> EXERCISE DIRECTIONS
Gather each line in the entries that includes the string "related".

(Extracted records)
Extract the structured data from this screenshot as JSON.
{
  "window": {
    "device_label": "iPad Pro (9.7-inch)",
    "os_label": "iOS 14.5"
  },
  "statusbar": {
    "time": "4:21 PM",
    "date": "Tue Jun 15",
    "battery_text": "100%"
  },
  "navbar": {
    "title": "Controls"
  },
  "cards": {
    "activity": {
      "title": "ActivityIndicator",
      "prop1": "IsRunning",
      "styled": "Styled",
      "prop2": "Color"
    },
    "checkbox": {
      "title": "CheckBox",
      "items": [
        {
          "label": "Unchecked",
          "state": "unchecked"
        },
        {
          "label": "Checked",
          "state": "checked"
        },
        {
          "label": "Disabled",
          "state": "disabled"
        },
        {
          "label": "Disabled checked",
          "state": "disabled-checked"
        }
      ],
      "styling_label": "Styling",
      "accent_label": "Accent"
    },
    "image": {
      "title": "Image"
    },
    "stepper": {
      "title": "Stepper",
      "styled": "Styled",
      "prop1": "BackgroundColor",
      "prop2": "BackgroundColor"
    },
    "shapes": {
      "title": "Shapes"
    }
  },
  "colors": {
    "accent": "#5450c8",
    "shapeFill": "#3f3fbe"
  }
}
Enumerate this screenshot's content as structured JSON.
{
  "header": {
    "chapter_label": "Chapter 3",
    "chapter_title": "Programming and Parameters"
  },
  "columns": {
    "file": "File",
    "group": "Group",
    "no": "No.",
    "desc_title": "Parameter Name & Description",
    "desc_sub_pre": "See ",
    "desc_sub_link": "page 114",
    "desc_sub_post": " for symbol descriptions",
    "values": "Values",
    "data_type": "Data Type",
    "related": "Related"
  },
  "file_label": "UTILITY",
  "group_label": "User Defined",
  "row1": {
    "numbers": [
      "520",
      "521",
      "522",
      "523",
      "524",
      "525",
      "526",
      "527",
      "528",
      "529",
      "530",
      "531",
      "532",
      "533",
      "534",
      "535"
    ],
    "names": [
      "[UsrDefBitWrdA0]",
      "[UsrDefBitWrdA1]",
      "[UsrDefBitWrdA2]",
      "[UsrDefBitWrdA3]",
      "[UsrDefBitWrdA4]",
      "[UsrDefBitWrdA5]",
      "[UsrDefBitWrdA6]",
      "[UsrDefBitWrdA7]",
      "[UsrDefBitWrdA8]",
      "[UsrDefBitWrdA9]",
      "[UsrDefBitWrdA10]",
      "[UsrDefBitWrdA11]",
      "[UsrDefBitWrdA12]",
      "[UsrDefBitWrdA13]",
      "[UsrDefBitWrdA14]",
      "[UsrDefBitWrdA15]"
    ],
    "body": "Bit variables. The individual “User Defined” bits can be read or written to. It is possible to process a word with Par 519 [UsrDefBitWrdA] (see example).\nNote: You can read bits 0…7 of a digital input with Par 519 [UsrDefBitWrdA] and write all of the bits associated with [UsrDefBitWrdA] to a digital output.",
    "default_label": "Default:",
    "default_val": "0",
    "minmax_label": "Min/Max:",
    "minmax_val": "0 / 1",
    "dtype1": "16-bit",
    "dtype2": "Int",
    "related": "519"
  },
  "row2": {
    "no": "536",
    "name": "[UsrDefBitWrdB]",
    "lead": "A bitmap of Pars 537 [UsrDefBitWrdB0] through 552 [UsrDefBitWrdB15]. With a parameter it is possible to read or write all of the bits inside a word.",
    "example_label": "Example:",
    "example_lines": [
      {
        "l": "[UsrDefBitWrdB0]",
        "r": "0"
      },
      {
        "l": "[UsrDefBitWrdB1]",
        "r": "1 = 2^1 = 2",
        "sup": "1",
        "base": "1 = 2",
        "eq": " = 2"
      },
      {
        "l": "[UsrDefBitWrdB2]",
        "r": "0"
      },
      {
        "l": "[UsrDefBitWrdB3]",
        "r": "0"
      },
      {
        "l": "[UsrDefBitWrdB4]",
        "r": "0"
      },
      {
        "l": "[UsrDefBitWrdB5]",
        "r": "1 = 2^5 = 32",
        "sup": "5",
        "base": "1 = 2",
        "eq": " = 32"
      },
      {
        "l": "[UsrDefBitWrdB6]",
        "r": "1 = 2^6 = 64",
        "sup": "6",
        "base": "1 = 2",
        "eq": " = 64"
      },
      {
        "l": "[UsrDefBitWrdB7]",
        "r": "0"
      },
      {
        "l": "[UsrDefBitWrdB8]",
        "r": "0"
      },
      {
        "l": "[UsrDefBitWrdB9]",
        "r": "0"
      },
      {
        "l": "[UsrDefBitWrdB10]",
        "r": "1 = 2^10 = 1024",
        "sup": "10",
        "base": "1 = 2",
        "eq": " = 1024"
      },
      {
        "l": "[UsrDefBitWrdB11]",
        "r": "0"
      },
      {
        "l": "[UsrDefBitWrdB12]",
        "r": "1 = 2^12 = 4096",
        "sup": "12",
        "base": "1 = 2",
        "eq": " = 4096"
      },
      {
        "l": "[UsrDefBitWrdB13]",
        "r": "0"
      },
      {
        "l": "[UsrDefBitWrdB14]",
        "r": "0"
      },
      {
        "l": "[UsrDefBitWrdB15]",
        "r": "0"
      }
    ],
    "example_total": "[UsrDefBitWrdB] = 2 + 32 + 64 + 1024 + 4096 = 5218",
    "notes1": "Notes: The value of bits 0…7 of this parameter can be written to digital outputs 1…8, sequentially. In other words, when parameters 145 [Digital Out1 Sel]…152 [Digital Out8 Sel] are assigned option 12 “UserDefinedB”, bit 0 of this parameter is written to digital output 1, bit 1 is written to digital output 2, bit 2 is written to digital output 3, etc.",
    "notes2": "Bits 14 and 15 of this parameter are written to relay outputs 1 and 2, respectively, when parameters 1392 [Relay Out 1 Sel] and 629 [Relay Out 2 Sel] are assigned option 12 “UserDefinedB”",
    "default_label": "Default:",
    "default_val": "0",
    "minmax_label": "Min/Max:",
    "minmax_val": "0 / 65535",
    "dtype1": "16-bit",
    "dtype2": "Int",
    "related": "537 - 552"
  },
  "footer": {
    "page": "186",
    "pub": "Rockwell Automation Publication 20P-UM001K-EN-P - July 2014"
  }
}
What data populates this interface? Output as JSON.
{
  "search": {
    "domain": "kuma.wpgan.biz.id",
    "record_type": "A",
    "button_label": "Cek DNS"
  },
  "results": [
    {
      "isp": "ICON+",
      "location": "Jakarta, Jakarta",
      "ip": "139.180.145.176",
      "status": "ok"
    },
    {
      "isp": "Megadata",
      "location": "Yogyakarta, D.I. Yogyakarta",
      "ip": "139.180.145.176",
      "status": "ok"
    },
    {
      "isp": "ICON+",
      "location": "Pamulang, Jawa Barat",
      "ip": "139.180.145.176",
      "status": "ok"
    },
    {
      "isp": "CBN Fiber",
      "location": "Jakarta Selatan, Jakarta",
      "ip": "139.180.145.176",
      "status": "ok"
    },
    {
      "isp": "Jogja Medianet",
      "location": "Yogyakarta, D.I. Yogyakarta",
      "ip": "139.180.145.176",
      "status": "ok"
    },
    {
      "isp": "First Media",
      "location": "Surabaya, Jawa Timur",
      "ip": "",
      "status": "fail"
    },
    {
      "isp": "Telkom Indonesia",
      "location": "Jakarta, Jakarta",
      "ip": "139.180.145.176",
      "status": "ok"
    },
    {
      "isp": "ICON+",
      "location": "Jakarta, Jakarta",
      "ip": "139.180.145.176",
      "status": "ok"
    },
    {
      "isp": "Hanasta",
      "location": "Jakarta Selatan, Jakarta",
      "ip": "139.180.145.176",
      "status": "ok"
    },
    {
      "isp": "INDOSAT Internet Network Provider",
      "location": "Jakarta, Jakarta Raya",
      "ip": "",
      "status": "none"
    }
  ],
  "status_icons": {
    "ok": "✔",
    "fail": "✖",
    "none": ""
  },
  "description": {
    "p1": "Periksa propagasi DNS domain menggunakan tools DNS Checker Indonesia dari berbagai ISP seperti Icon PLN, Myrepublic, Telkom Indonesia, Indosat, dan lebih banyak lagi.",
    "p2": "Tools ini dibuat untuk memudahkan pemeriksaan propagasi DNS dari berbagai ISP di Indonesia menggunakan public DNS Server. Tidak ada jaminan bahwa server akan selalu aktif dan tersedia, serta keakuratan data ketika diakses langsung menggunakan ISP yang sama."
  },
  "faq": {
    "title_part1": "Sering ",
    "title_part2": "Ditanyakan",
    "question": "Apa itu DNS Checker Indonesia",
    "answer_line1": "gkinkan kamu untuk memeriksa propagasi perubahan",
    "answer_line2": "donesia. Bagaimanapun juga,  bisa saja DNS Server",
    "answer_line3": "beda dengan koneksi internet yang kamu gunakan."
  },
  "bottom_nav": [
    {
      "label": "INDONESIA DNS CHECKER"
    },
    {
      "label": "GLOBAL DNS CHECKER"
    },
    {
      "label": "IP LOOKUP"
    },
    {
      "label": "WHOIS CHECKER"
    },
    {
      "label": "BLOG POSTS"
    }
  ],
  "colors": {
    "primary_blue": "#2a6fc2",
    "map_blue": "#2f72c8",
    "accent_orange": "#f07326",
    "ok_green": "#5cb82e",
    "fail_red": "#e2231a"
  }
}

> OUTPUT FOR THIS EXERCISE
    "related": "Related"
    "related": "519"
    "related": "537 - 552"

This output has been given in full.